After watching the video, you should have learned:

1.      Most all icing accidents in the last 30 years have been due to wing stall.

2.      On airplanes certified for icing prior to 2000, buffet was the means of compliance for stall warning in icing and the stall warning system should not be relied upon in icing.


CAVEAT (not in video) – the above is true for new designs.  When the type certificate is amended to add a derivative design, assume the stall warning is not reliable in icing conditions.


3.      The autopilot can be used in icing, but airspeed should be closely monitored and periodically disconnected with significant ice accretions.

4.      Airplanes certified for icing after 1994 have been evaluated for ice contaminated tail stall (ICTS).  If you follow your AFM limitations and procedures, the airplane is not susceptible to ICTS.

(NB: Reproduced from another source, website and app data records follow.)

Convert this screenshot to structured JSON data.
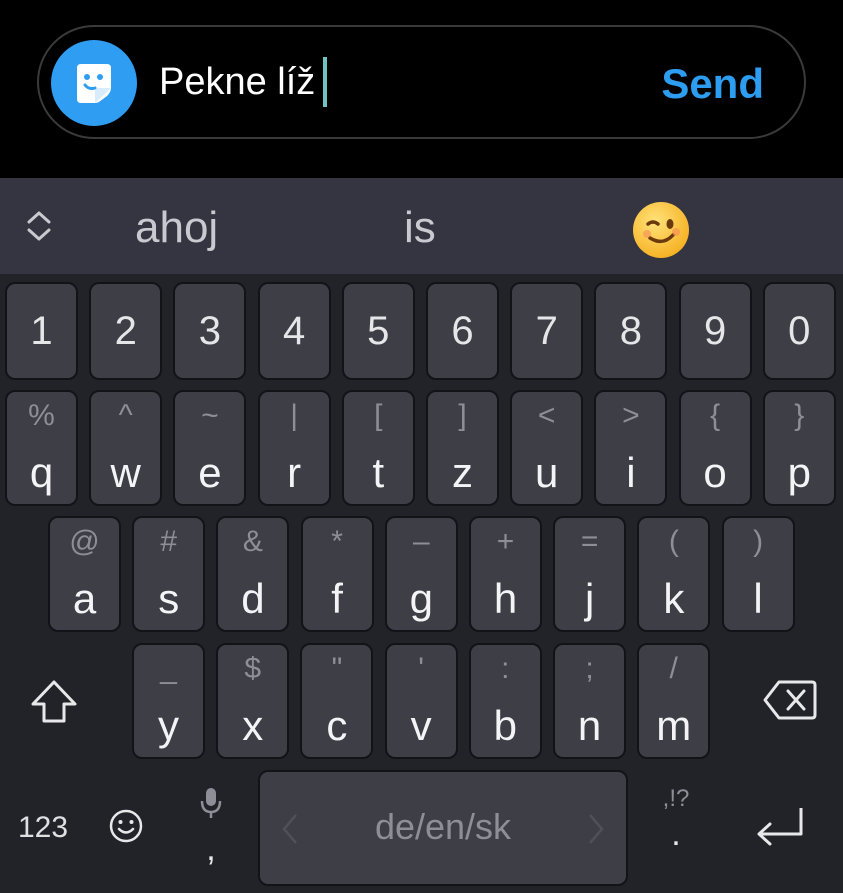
{
  "compose": {
    "text": "Pekne líž",
    "send_label": "Send",
    "sticker_icon": "sticker-smiley-icon",
    "accent_color": "#2c9df0"
  },
  "suggestions": {
    "expand_icon": "chevron-up-down-icon",
    "words": [
      "ahoj",
      "is"
    ],
    "emoji_icon": "winking-face-emoji"
  },
  "keyboard": {
    "number_row": [
      "1",
      "2",
      "3",
      "4",
      "5",
      "6",
      "7",
      "8",
      "9",
      "0"
    ],
    "row1": [
      {
        "hint": "%",
        "main": "q"
      },
      {
        "hint": "^",
        "main": "w"
      },
      {
        "hint": "~",
        "main": "e"
      },
      {
        "hint": "|",
        "main": "r"
      },
      {
        "hint": "[",
        "main": "t"
      },
      {
        "hint": "]",
        "main": "z"
      },
      {
        "hint": "<",
        "main": "u"
      },
      {
        "hint": ">",
        "main": "i"
      },
      {
        "hint": "{",
        "main": "o"
      },
      {
        "hint": "}",
        "main": "p"
      }
    ],
    "row2": [
      {
        "hint": "@",
        "main": "a"
      },
      {
        "hint": "#",
        "main": "s"
      },
      {
        "hint": "&",
        "main": "d"
      },
      {
        "hint": "*",
        "main": "f"
      },
      {
        "hint": "–",
        "main": "g"
      },
      {
        "hint": "+",
        "main": "h"
      },
      {
        "hint": "=",
        "main": "j"
      },
      {
        "hint": "(",
        "main": "k"
      },
      {
        "hint": ")",
        "main": "l"
      }
    ],
    "row3": [
      {
        "hint": "_",
        "main": "y"
      },
      {
        "hint": "$",
        "main": "x"
      },
      {
        "hint": "\"",
        "main": "c"
      },
      {
        "hint": "'",
        "main": "v"
      },
      {
        "hint": ":",
        "main": "b"
      },
      {
        "hint": ";",
        "main": "n"
      },
      {
        "hint": "/",
        "main": "m"
      }
    ],
    "shift_icon": "shift-arrow-icon",
    "backspace_icon": "backspace-icon",
    "symbols_label": "123",
    "emoji_key_icon": "smiley-icon",
    "comma_label": ",",
    "mic_icon": "microphone-icon",
    "space_label": "de/en/sk",
    "period_hint": ",!?",
    "period_label": ".",
    "enter_icon": "enter-arrow-icon"
  }
}
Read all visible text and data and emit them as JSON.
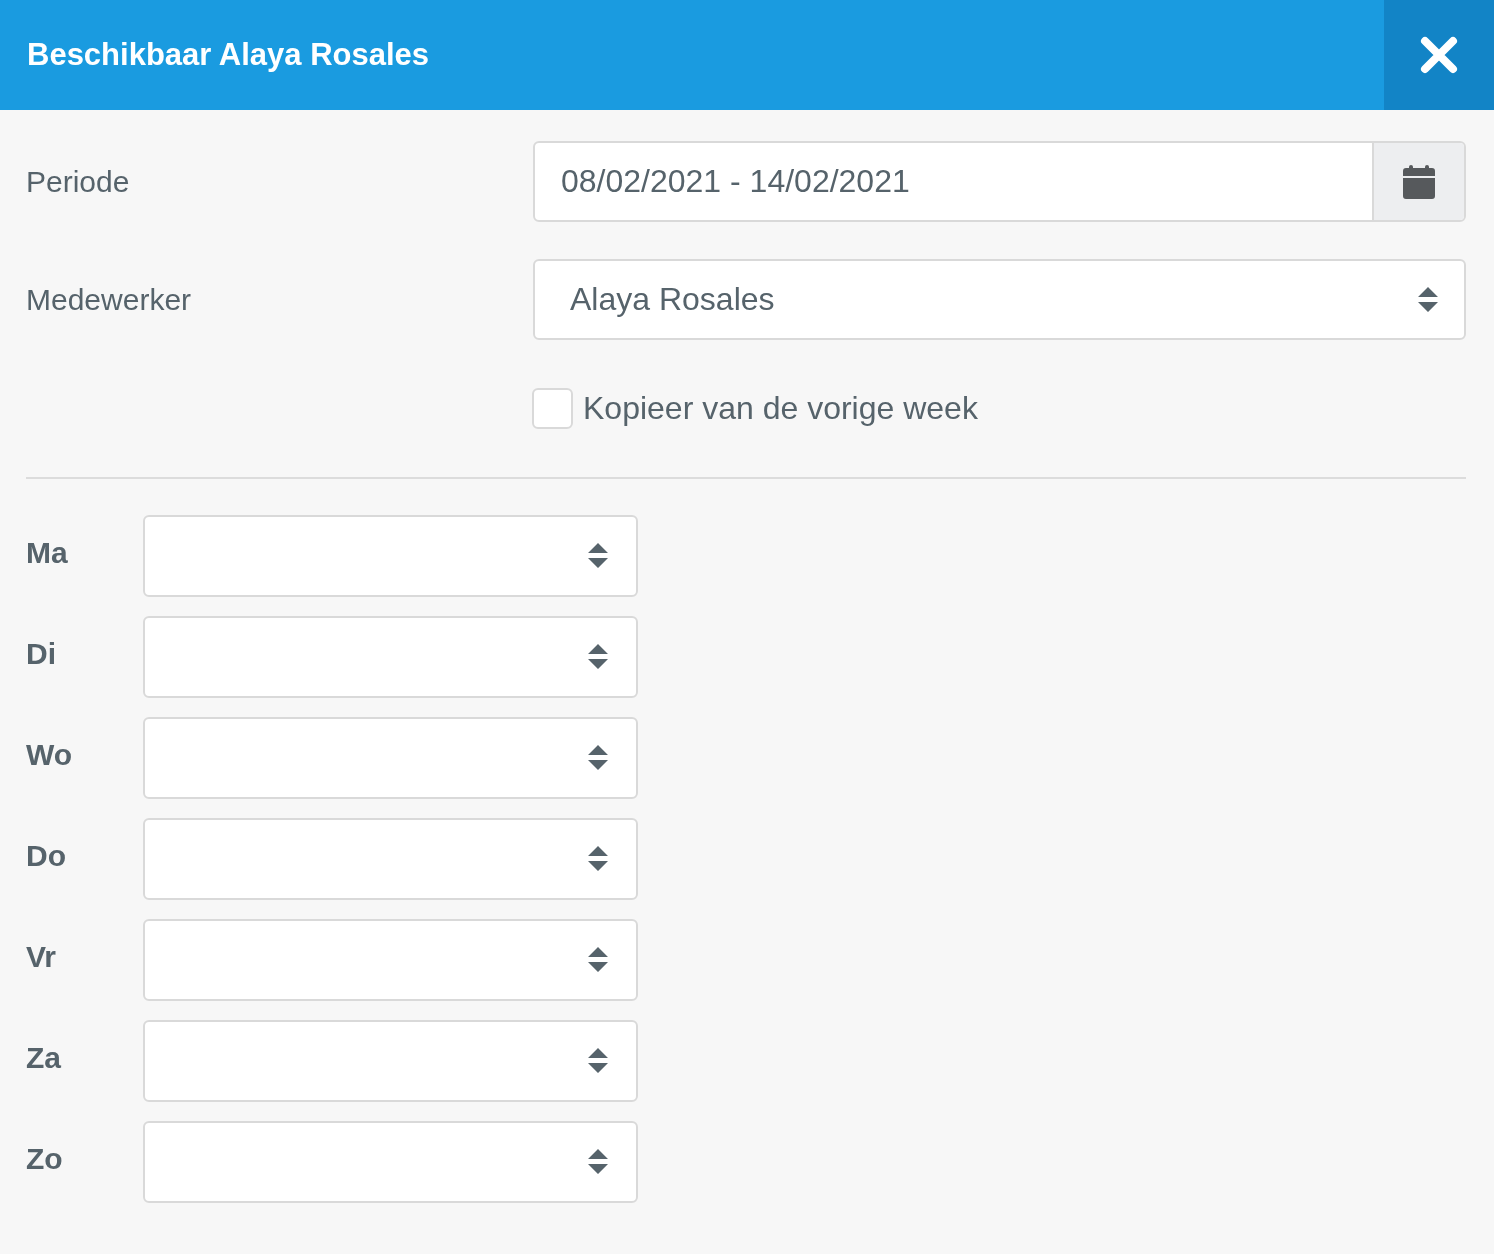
{
  "dialog": {
    "title": "Beschikbaar Alaya Rosales"
  },
  "period": {
    "label": "Periode",
    "value": "08/02/2021 - 14/02/2021"
  },
  "employee": {
    "label": "Medewerker",
    "value": "Alaya Rosales"
  },
  "copy_previous_week": {
    "label": "Kopieer van de vorige week",
    "checked": false
  },
  "days": [
    {
      "label": "Ma"
    },
    {
      "label": "Di"
    },
    {
      "label": "Wo"
    },
    {
      "label": "Do"
    },
    {
      "label": "Vr"
    },
    {
      "label": "Za"
    },
    {
      "label": "Zo"
    }
  ]
}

5.      Airplane icing certification before 1994 did not include evaluation of susceptibility to ice contaminated tail stall (ICTS).  You should know how to recognize wing versus tail stall and mitigate the potential for ICTS.

6.      For airplane not evaluated for ICTS, in icing conditions, approach and land with flaps less than full if field length permits, increase airspeed, and treat uncommanded motion or control anomalies as a wing stall

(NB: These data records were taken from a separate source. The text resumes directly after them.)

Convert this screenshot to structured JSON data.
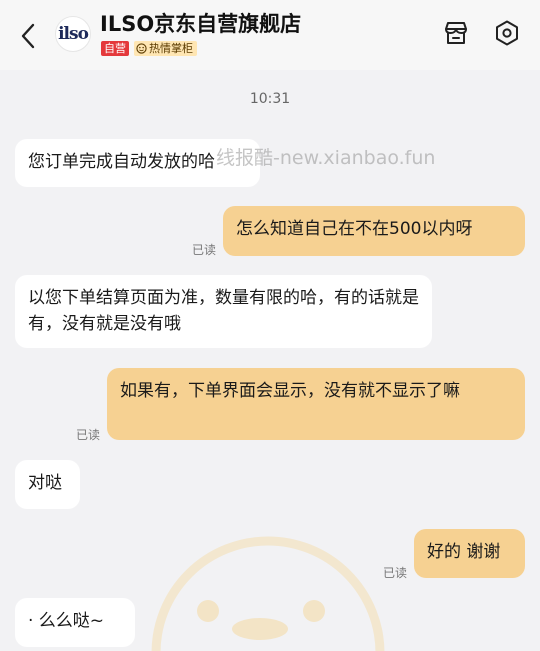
{
  "header": {
    "back_icon": "chevron-left-icon",
    "logo_text": "ilso",
    "title": "ILSO京东自营旗舰店",
    "tag_self": "自营",
    "tag_host": "热情掌柜",
    "store_icon": "store-icon",
    "settings_icon": "settings-hexagon-icon"
  },
  "chat": {
    "timestamp": "10:31",
    "watermark": "线报酷-new.xianbao.fun",
    "messages": [
      {
        "side": "in",
        "text": "您订单完成自动发放的哈"
      },
      {
        "side": "out",
        "text": "怎么知道自己在不在500以内呀",
        "status": "已读"
      },
      {
        "side": "in",
        "text": "以您下单结算页面为准，数量有限的哈，有的话就是有，没有就是没有哦"
      },
      {
        "side": "out",
        "text": "如果有，下单界面会显示，没有就不显示了嘛",
        "status": "已读"
      },
      {
        "side": "in",
        "text": "对哒"
      },
      {
        "side": "out",
        "text": "好的 谢谢",
        "status": "已读"
      },
      {
        "side": "in",
        "text": "· 么么哒~"
      }
    ]
  },
  "colors": {
    "background": "#f2f2f4",
    "incoming_bubble": "#ffffff",
    "outgoing_bubble": "#f6d192",
    "tag_self": "#e4393c",
    "tag_host": "#ffe6b3"
  }
}
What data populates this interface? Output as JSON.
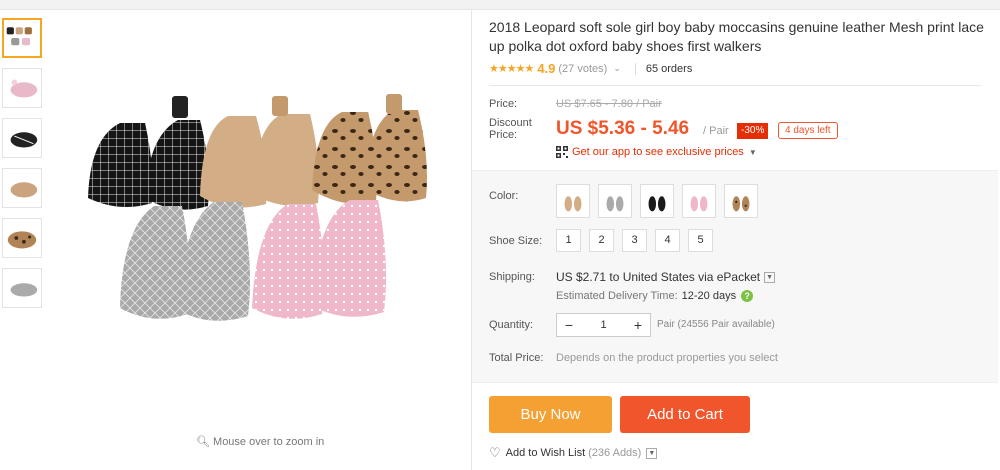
{
  "product": {
    "title": "2018 Leopard soft sole girl boy baby moccasins genuine leather Mesh print lace up polka dot oxford baby shoes first walkers",
    "rating": {
      "stars": "★★★★★",
      "score": "4.9",
      "votes": "(27 votes)",
      "orders": "65 orders"
    }
  },
  "gallery": {
    "thumbnails": [
      "all-colors",
      "pink",
      "black",
      "tan",
      "leopard",
      "gray"
    ],
    "active_index": 0,
    "zoom_hint": "Mouse over to zoom in"
  },
  "pricing": {
    "price_label": "Price:",
    "original_price": "US $7.65 - 7.80 / Pair",
    "discount_label_1": "Discount",
    "discount_label_2": "Price:",
    "discount_price": "US $5.36 - 5.46",
    "unit": "/ Pair",
    "discount_badge": "-30%",
    "days_left": "4 days left",
    "app_link": "Get our app to see exclusive prices"
  },
  "options": {
    "color_label": "Color:",
    "colors": [
      "tan",
      "gray",
      "black",
      "pink",
      "leopard"
    ],
    "size_label": "Shoe Size:",
    "sizes": [
      "1",
      "2",
      "3",
      "4",
      "5"
    ],
    "shipping_label": "Shipping:",
    "shipping_text": "US $2.71 to United States via ePacket",
    "delivery_label": "Estimated Delivery Time:",
    "delivery_days": "12-20 days",
    "quantity_label": "Quantity:",
    "quantity_value": "1",
    "quantity_available": "Pair (24556 Pair available)",
    "total_label": "Total Price:",
    "total_text": "Depends on the product properties you select"
  },
  "actions": {
    "buy_now": "Buy Now",
    "add_to_cart": "Add to Cart",
    "wish_list": "Add to Wish List",
    "wish_count": "(236 Adds)"
  },
  "colors": {
    "accent": "#f0552b",
    "buy": "#f5a032",
    "star": "#f5a623"
  }
}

CAVEAT (not in video) – there are a number of small airplanes certified prior to 1994 in which the FAA has evaluated their susceptibility to ICTS.  Click here to access a web site that has a link to a list of airplane models for which Airplane Flight Manual (AFM) limitations and procedures in icing (particularly if there is a maximum allowable flap deflection in icing conditions) should be trained and a tailplane stall recovery procedure shall NOT be trained.

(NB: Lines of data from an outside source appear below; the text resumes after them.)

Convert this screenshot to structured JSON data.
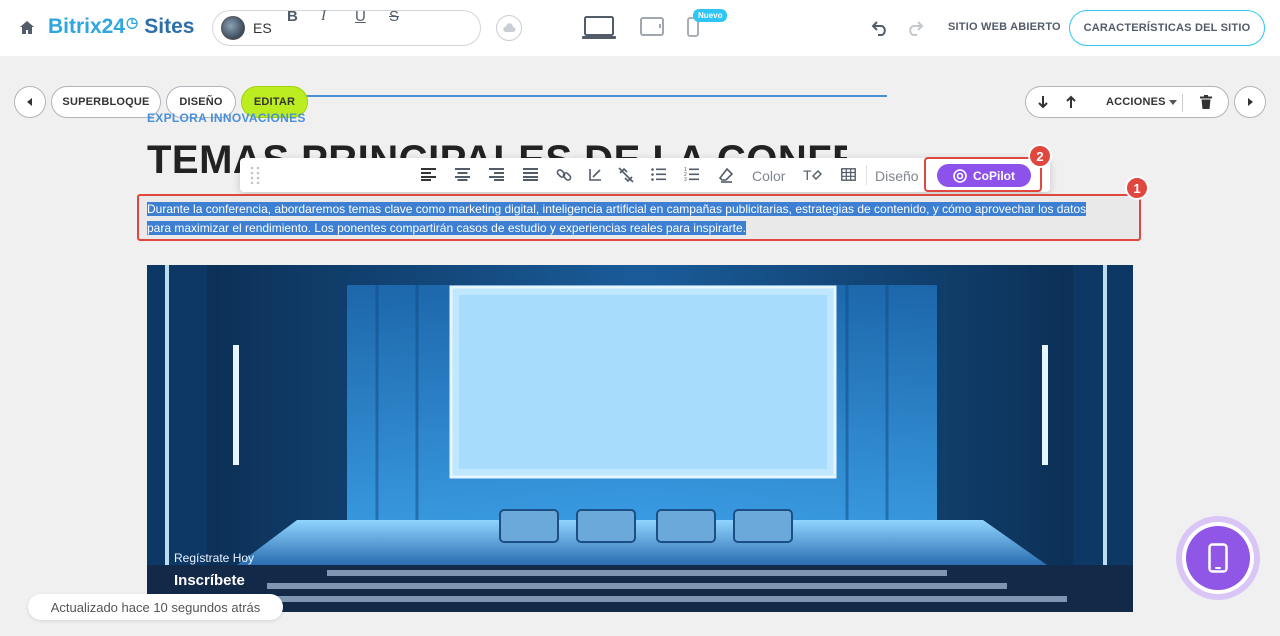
{
  "header": {
    "logo_main": "Bitrix24",
    "logo_sites": "Sites",
    "language": "ES",
    "new_badge": "Nuevo",
    "open_site_label": "SITIO WEB ABIERTO",
    "features_label": "CARACTERÍSTICAS DEL SITIO"
  },
  "block_controls": {
    "superblock_label": "SUPERBLOQUE",
    "design_label": "DISEÑO",
    "edit_label": "EDITAR",
    "actions_label": "ACCIONES"
  },
  "content": {
    "eyebrow": "EXPLORA INNOVACIONES",
    "title": "TEMAS PRINCIPALES DE LA CONFERENCIA",
    "paragraph_line1": "Durante la conferencia, abordaremos temas clave como marketing digital, inteligencia artificial en campañas publicitarias, estrategias de contenido, y cómo aprovechar los datos",
    "paragraph_line2": "para maximizar el rendimiento. Los ponentes compartirán casos de estudio y experiencias reales para inspirarte.",
    "cta_small": "Regístrate Hoy",
    "cta_main": "Inscríbete"
  },
  "toolbar": {
    "color_label": "Color",
    "design_label": "Diseño",
    "copilot_label": "CoPilot"
  },
  "annotations": {
    "badge_1": "1",
    "badge_2": "2"
  },
  "status": {
    "updated_text": "Actualizado hace 10 segundos atrás"
  },
  "colors": {
    "accent": "#2fc6f6",
    "edit_green": "#bbed21",
    "copilot_purple": "#8e52ec",
    "highlight_red": "#e0473e",
    "selection_blue": "#3d7fd3"
  }
}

7.      Small airplanes certified for icing before 1973 were not required to be tested in icing conditions, and their ice protections systems were not required to be analyzed to demonstrate their capability.

8.      There are no certification requirements for airplanes not certified for icing to show their capability to exit inadvertent icing.

9.      Airplanes certified to the latest icing standards have not been certified to fly in freezing drizzle or freezing rain and you should have learned how to avoid these conditions.